Genoveva Anonma was used to the insults. For years, she had shrugged off the suspicions, ignored the accusations.
But what she was not prepared for was the degrading ordeal that followed her starring performance for Equatorial Guinea in the 2008 African Women's Championship.
Scorer of the winning goal on home soil as her country became the first team other than Nigeria to win the tournament, Anonma should have been savouring the realisation of a dream. Instead she was plunged into a personal nightmare.
As her energetic and powerful performances prompted rival teams to accuse her of being a man, the Confederation of African Football (CAF) chose the crudest of methods to establish Anonma's gender.
"They asked me to take all my clothes off in front of officials from CAF and the Equatorial Guinea team," she recalls.
"I was really upset, my morale was low and I was crying. It was totally humiliating, but over time I have got over it."
Overcoming adversity was nothing new to this most resilient of individuals.
Growing up in Equatorial Guinea - where the 2015 men's Africa Cup of Nations kicks off on Saturday - her desire to become a footballer made her an outcast at school, and indeed at home.
"When I was five years old in my village the girls didn't accept me because I just wanted to play football, so I always used to play with the boys," says Anonma.
"My dad was living in another city with another woman and my mum didn't want me to have anything to do with football. She wanted me to study for a Masters, become a teacher, or help children.
"I had some serious problems with her. She told me she didn't want to see me again.
"Eventually, I went to live with my uncle.

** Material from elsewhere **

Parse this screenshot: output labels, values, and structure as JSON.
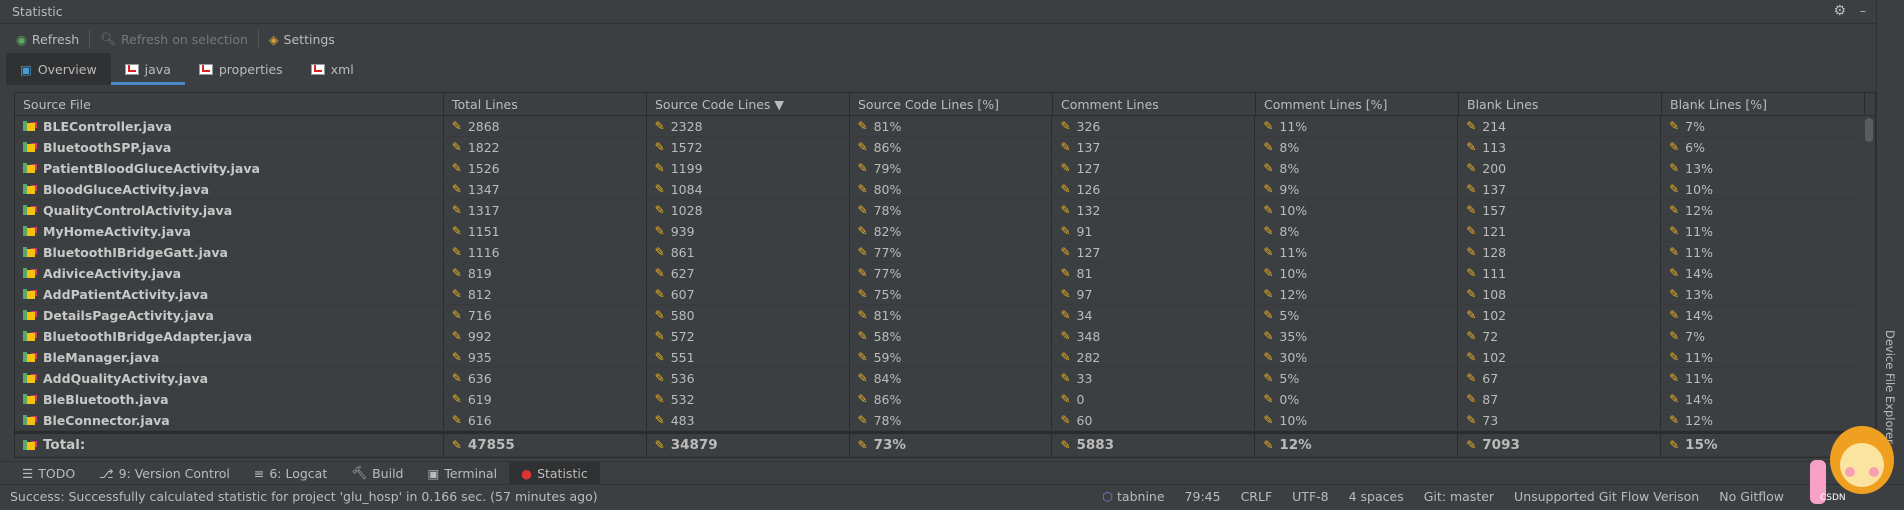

He took me to the city so I could carry on studying and playing football."
Anonma was signed by her local team in the capital city, Malabo, when she was 15 in 2002. After a year in South Africa with Mamelodi Sundowns, she joined FC Jena in the German Bundesliga, where she was the team's top scorer for two seasons in a row.
However, after Equatorial Guinea's run to the final of the 2010 African Championship they booked their place at the 2011 Women's World Cup, and she became embroiled in an all-too-familiar scandal.
Winners Nigeria, along with South Africa and Ghana, accused Guinea of having three men in their team: sisters Salimata and Bilguisa Simpore, as well as the team's captain, Anonma.
"You only need to have physical contact with them on the pitch to know this [that they are men]," said Ghana defender Diana Amkomah at the time.
As the story made headlines around the world, Anonma faced up to the media to refute the allegations.
"These accusations come because I am fast and strong, but I know that I am definitely a woman," she said at the time.
As the row rumbled on into the build-up to the World Cup, Equatorial Guinea sought to defuse the controversy by dropping the Simpore sisters from their squad, although it was never stated that their omission related to gender. And the allegations were never proven.
Anonma, meanwhile, kept her place and scored Equatorial Guinea's only two goals at the tournament.
To this day, Anonma's biggest frustration remains that she has never been permitted to undergo medical gender testing in the expectation of silencing her doubters once and for all.
|Gender testing in sport|
|Gender testing is a highly controversial area of scientific debate - a dozen different conditions that would once have seen a person referred to as "hermaphrodite" now have the less pejorative term "intersex", or disorders of sexual development.|
|Over the years, sport has tried chromosome testing, individual gene testing and hair testing but all of these techniques carry flaws.|
|The most high-profile case in recent years was that of Caster Semenya. She won the women's 800m gold for South Africa at the World Athletics Championships in 2009 but was then subjected to an investigation into her gender. She was cleared to compete again in 2010, although the results of her tests were never made public.|
|Read sport & gender: A history of bad science & 'biological racism'|
"I was hoping they would call me to tell me they were taking me to hospital to do tests, but they never did," she says.
"They did nothing to me. It was just down to me alone to defend myself, to state that I am not a man, I am a woman."
A woman good enough to be named African Women's Footballer of the Year after her goals inspired Equatorial Guinea to their second African Championship in 2012.
And a woman good enough to line up in Germany for Turbine Potsdam, the six-time Bundesliga champions and two-time winners of the European Champions League.
"I think Germany is the best league in Europe," she says. "There are lots of internationals and big-game players.
"But on a personal level, it's not easy when you don't speak German very well. You can't have many friends or talk to people well."
If Anonma hints at homesickness, she is not yet ready to return to Equatorial Guinea, where she is feted as a hero whenever she walks the streets.
Instead, she's weighing up offers to play in France or Sweden, two other established hubs for women's football.
Despite the tribulations of her turbulent career, Anonma remains a player at the summit of her powers.